**WHAT YOU WILL DO**
The word to look for is "this". Report every line of the entries below that has it.

(DATA SECTION begins)

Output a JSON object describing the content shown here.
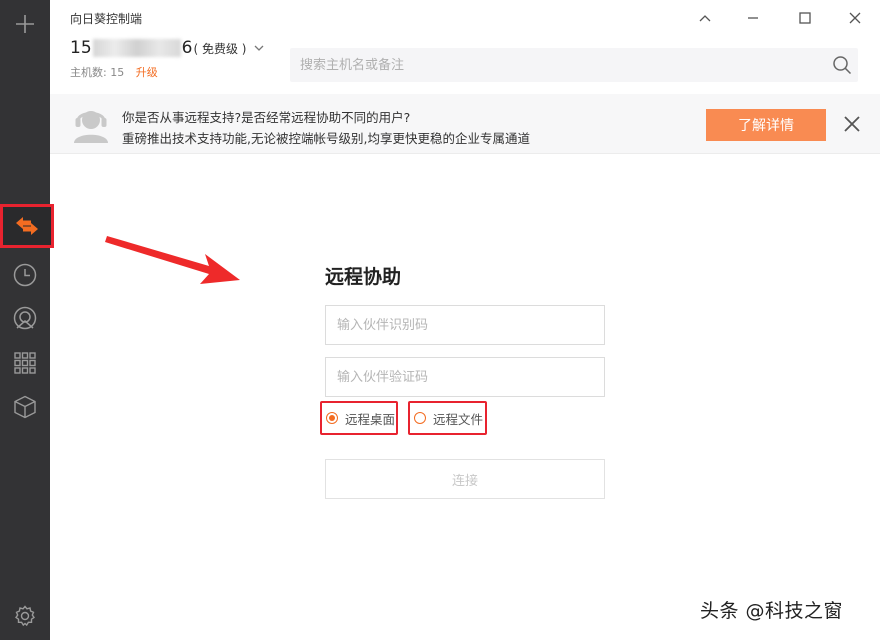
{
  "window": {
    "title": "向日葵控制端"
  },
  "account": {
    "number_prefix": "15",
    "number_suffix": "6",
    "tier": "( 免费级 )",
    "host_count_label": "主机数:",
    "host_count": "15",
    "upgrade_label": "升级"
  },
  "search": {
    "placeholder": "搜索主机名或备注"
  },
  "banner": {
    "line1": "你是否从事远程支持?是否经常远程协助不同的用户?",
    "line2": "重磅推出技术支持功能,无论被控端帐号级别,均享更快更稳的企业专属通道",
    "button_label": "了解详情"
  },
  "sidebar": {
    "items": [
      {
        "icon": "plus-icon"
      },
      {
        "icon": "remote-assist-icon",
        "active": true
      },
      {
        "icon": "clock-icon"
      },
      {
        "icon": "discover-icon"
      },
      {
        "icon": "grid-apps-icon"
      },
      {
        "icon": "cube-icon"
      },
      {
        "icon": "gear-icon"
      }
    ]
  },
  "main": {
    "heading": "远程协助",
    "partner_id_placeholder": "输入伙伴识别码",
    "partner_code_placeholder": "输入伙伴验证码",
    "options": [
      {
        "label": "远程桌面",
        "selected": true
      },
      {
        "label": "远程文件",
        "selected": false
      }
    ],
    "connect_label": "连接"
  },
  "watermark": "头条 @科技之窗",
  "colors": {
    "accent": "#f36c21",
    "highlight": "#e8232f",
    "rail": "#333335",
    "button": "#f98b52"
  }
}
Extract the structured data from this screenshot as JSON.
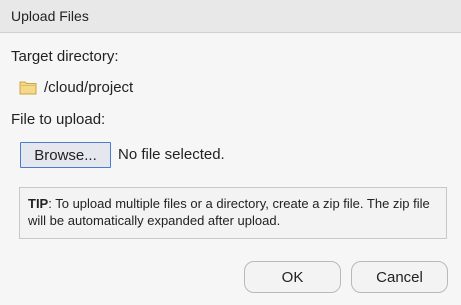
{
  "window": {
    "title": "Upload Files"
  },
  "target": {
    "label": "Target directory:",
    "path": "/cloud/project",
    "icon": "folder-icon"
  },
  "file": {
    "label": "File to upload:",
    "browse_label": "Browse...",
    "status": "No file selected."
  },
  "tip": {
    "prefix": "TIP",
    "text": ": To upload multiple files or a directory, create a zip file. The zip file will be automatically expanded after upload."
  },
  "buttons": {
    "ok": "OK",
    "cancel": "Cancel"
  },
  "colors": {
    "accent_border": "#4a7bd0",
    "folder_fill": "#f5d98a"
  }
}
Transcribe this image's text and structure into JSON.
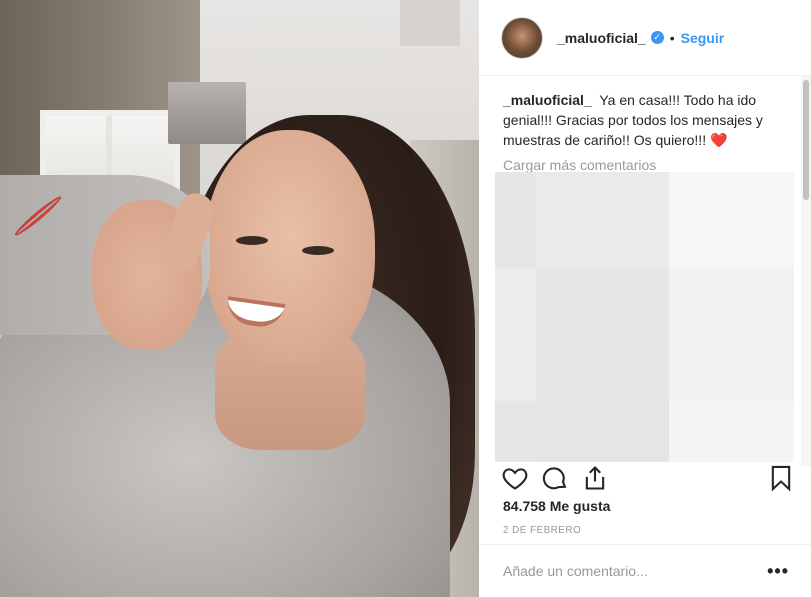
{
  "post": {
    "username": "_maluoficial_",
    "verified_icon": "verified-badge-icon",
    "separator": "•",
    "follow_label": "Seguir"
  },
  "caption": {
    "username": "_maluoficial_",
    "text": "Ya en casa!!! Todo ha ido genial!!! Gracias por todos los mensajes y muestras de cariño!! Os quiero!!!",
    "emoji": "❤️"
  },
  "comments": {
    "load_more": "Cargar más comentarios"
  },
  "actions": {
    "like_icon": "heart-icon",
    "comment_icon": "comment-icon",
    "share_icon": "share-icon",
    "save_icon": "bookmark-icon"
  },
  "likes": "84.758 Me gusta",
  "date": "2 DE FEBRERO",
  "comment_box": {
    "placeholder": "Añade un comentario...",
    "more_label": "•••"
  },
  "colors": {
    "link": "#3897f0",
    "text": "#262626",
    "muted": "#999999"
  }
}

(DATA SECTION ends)

**TASK SOLUTION**
Extract the structured data from this screenshot as JSON.
Transcribe this image's text and structure into JSON.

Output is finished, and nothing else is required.